Democratic education is powerfully healing for learners who are off the centre of the bell curve in terms of being “ahead” or “behind” in some area, since it allows them to make their own pace without pressure. They can learn according to their own readiness without being either pathologised or put on false pedestals.

Often, remedial and medical interventions are unnecessary once learners are freed from externally determined benchmarks, expectations and milestones. For example, “late” readers, or learners who are not ready for formal maths at an early age, generally catch up and may even surpass their peers if simply allowed to take a few extra years.

Most learners who “can’t focus”, are perfectly able to do so once they are empowered to shape their own learning environments, rhythms, and activities.

On the other hand, ‘precocious’ learners (whom research suggests will most often settle into the ‘normal’ range later on in life) don’t have to struggle under the burden of the falsely inflated expectations that competitive environments can impose on them.

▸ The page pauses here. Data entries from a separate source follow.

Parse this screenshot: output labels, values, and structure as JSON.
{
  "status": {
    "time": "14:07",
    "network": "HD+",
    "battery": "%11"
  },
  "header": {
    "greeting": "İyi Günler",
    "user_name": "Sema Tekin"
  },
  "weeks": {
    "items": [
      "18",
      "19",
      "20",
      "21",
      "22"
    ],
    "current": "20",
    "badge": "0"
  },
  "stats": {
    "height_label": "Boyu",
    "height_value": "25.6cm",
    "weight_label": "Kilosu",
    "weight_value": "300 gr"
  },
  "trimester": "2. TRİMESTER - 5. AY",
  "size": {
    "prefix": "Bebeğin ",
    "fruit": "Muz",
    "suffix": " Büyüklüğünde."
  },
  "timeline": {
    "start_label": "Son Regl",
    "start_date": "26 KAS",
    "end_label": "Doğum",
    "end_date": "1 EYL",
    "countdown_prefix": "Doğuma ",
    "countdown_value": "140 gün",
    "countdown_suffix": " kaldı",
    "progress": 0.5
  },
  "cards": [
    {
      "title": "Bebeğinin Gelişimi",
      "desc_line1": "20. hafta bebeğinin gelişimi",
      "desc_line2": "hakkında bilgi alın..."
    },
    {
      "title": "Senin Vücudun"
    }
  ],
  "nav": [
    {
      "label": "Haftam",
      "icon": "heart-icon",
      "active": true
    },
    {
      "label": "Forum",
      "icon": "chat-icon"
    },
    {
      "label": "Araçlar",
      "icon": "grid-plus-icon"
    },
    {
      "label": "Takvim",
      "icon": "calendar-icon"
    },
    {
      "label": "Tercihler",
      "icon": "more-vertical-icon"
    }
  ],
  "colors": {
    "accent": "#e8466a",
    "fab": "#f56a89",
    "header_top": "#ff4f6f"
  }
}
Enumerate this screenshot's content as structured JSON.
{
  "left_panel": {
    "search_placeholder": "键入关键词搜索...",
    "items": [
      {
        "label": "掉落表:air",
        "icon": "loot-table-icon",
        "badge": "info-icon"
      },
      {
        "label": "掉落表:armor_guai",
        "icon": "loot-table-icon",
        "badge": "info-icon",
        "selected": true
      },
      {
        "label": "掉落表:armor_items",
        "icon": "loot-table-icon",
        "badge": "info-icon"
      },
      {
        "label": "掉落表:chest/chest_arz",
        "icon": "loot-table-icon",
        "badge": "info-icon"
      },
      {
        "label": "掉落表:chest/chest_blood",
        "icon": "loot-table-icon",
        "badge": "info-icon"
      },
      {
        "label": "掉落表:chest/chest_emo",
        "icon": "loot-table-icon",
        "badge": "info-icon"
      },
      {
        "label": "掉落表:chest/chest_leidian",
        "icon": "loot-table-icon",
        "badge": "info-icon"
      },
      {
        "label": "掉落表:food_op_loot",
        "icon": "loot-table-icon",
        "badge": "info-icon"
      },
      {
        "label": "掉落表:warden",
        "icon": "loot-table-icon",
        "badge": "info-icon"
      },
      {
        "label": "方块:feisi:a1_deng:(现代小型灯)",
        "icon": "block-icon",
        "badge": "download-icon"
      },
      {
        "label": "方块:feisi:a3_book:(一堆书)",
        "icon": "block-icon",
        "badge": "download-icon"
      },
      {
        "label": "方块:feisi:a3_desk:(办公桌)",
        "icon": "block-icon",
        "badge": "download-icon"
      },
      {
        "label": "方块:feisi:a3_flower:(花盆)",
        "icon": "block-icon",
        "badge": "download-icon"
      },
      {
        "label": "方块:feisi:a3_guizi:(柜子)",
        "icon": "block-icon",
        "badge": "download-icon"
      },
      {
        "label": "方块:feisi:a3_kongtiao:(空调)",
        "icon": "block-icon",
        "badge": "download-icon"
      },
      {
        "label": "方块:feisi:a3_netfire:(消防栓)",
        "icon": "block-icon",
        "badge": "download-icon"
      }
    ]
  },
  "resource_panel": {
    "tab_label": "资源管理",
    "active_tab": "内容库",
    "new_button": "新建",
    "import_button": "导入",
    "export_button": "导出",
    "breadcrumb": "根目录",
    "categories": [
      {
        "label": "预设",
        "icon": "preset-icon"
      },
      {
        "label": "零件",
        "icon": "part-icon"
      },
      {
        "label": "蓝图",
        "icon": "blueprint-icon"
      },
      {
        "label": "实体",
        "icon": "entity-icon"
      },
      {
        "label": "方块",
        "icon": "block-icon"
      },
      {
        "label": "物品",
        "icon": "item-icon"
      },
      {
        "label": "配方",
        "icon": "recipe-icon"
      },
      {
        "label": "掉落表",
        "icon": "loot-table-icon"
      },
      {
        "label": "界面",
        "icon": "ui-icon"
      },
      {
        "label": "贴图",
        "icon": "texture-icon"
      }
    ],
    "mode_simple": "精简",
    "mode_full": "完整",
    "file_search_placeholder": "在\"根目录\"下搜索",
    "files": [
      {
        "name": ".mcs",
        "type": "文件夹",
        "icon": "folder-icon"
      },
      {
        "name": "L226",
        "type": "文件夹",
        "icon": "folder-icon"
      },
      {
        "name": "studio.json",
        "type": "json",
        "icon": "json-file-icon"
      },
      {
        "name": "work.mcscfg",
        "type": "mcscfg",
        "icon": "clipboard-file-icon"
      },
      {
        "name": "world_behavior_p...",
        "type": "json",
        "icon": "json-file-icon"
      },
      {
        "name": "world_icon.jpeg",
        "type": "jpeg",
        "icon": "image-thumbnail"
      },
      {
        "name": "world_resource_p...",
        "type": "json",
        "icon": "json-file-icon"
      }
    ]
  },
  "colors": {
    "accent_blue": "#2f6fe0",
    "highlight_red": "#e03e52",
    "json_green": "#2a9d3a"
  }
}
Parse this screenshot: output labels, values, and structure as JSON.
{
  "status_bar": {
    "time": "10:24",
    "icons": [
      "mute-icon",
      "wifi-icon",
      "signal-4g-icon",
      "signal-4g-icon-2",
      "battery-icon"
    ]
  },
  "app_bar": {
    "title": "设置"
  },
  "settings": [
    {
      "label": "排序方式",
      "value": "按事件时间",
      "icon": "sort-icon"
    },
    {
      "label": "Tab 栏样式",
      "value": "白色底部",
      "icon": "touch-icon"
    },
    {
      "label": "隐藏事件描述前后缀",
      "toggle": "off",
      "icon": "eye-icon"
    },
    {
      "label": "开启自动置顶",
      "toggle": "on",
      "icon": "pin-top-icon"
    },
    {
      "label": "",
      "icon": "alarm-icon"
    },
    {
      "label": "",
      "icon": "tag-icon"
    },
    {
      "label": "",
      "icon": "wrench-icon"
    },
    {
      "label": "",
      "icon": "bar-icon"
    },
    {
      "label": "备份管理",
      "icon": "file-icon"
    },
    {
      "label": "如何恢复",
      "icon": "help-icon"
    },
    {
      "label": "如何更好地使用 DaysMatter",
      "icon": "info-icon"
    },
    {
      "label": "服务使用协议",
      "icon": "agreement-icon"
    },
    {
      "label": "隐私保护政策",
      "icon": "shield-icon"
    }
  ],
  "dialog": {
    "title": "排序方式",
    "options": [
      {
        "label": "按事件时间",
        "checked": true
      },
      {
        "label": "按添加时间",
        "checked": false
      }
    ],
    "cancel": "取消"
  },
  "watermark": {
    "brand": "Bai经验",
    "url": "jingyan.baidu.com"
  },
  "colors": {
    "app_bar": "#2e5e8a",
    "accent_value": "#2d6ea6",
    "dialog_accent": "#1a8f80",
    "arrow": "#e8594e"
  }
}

This form of education works best if the key adults in the child’s life can put aside their fears and trust the child 100%.

Even “subtly” trying to steer the child, “encouraging” them to consider activities that you feel are valuable, or are worried about, can act as damaging sabotage.

All crucial educational materials will be freely available at/via the democratic learning centre, and your child will know well how to access them and how to get help when needed.

The child who loves you wants to please you. Trying to do what you want and expect, undermines their innate ability to follow their own best interests. It causes self-doubt.

No imposed goal is ever as powerful a learning tool as tackling a goal that is passionately one’s own.

The child who tries to work on reading or maths or their tennis serve in order to please you, is more likely to fail and lose confidence.

Even where they succeed, their success is for you – not their own empowering triumph.

The child who tackles these tasks only once fully ready and passionately keen to do so, is likely to succeed and be further empowered by that self-driven success.

Just as your child learned to talk and walk, they will learn to read and count.

Just as some children learn to walk at 8 months and others at 18 months, some children learn to read at 4 and others at 14. Most fall somewhere in between. If they are supported in true natural learning, almost all will have evened out well before they are 18.

If your child had genuine trouble learning to walk and talk, then yes, perhaps they may also need specialist help in learning to read and count.

But for most children, the most powerful education comes from complete responsible freedom to explore and develop their own abilities in a rich (and richly social) educational environment.

Please be assured that in this democratic learning centre, the child in your life will have exactly that.

The outcome is a confident and capable person, vs a standardised test score.

There are no tests or exams in democratic education, nor even external ‘qualitative evaluations’ common in progressive education. There are only those self-imposed goals which the learner may sometimes set for their own feedback and growth – which may or may not be visible to the outside observer.

This can be very hard for parents who need reassurance: There is no objective, standardised way to evaluate a child’s progress. There is only the child’s growing sense of confidence and mastery.

Many tertiary institutions have already realised that this kind of student is actually more likely to cope with advanced studies and career demands, and in places where many such learners have already graduated, learners are increasingly able to access tertiary courses even without any kind of final certificate.

Those learners who do choose to, are free to sign up for any kind of external standardised certificate at any point they choose. They will be supported in this personally chosen endeavour as in every other.

There is a vast quantity of research and literature to support the statements made here.

If you would like to read more in order to reassure yourself, more deeply understand this model, and more completely support your child, please do ask if you need help in finding material.